When teaching a college gender studies course, students are often surprised to learn of what researcher L. A. Bell calls the “smart versus social” dilemma, meaning that as early as elementary school, girls seem to feel that they have to choose between being smart and having relationships.
Laura Roberts & Anne Petersen of Lafayette College also found that among 6th and 7th graders, boys and girls who did well in math and science had a better social self-image. However, when making the transition into 8th grade, something interesting happened.
While the boys’ success was still related to better self-image, the girls’ self-image increased when their math scores dropped from A’s to B’s! The researchers concluded that adolescent girls might be getting the message that being “too smart” makes them less accepted by others.
While it’s easy to say “Well, girls shouldn’t feel that way,” I think it would serve us better to ask why and from whom are they getting this message? From their parents? teachers? other children? the media?
We certainly do need to help these girls see achievement as an advantage rather than a detriment to relationships. But for girls to “buy” it, we need to train parents, teachers, children, and the media to make that message clear to girls (and boys) of all ages.
Do you have any ideas on how we can go about this?
Bell, L. A. (1996). In danger of winning. Women’s Studies International Forum.
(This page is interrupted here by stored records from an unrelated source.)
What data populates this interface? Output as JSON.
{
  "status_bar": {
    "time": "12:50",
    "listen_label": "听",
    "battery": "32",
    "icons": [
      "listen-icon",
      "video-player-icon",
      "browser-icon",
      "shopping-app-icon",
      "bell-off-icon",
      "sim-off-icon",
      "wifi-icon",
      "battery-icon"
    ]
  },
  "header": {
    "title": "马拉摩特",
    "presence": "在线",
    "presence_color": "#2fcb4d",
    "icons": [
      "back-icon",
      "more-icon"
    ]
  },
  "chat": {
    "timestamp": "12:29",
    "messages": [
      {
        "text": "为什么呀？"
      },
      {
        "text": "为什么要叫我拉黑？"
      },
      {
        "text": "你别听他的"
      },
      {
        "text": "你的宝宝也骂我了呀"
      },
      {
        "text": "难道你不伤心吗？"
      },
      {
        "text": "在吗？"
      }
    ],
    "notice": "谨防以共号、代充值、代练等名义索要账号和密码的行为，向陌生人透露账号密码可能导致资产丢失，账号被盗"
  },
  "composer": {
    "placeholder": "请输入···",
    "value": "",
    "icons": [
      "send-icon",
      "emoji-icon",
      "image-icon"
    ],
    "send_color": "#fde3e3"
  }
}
Roberts, L. R. & Petersen, A. C. (1992). The relationship between academic achievement and social self-image during early adolescence. Journal of Early Adolescence.